=== EXERCISE DIRECTIONS ===
From the entries provided below, copy each line that contains the word "JSON".
----------
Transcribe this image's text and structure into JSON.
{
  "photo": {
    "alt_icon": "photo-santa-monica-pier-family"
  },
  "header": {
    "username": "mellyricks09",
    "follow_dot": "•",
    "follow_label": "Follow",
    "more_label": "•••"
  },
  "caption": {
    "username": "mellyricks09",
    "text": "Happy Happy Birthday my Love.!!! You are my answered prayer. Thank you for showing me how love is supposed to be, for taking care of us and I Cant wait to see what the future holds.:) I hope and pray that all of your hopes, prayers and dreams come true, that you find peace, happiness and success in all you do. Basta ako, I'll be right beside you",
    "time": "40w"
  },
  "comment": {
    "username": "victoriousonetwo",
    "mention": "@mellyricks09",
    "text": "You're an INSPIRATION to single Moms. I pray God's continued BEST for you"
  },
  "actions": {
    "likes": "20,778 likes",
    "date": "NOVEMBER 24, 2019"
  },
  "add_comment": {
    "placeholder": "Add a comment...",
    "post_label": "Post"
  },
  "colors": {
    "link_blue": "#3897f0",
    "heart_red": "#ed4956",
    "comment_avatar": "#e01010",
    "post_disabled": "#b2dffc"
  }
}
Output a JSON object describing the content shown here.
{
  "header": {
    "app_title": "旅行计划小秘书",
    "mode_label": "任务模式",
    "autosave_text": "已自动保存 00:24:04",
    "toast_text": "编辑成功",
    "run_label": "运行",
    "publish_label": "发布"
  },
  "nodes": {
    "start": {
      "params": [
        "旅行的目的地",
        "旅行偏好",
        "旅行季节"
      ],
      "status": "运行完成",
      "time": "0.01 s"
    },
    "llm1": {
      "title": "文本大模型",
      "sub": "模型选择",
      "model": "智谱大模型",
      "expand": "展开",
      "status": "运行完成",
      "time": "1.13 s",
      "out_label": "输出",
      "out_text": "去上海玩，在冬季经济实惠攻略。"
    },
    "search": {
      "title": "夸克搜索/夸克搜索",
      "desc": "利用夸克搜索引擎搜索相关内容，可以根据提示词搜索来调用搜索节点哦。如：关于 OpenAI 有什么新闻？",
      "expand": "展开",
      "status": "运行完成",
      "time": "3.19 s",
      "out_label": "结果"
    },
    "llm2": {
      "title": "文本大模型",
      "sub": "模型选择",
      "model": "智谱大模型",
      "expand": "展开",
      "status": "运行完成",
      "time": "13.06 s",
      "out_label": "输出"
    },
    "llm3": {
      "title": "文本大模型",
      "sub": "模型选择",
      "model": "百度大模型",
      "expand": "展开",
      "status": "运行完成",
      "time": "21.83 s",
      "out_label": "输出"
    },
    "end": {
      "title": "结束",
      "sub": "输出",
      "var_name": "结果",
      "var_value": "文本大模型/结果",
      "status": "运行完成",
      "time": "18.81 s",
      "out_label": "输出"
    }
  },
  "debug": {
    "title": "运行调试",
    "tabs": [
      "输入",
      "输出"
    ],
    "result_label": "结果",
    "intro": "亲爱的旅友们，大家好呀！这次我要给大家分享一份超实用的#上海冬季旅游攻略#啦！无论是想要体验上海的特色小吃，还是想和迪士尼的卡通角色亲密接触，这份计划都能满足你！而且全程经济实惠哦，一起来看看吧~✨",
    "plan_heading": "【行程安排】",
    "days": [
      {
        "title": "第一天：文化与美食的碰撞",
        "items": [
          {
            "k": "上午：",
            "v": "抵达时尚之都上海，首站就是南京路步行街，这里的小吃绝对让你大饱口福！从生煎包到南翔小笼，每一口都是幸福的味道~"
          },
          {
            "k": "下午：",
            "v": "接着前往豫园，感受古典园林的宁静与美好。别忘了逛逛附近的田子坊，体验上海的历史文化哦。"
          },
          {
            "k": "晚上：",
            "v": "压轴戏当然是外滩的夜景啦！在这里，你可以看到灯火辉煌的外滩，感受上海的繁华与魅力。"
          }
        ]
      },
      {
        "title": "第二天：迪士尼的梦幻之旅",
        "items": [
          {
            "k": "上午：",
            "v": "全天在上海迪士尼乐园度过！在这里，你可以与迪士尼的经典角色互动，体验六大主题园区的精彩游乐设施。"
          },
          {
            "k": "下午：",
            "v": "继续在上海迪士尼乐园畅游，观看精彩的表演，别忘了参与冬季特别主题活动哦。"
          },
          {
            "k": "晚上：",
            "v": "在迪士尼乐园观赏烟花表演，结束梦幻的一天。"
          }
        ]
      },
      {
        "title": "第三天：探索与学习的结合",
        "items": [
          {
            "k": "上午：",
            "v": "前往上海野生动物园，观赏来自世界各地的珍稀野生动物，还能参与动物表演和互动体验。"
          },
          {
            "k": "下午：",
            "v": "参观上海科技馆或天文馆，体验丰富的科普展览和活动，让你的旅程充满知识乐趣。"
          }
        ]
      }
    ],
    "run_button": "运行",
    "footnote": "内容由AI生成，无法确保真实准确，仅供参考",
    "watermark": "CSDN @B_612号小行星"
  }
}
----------
=== TASK RESPONSE ===
Transcribe this image's text and structure into JSON.
Output a JSON object describing the content shown here.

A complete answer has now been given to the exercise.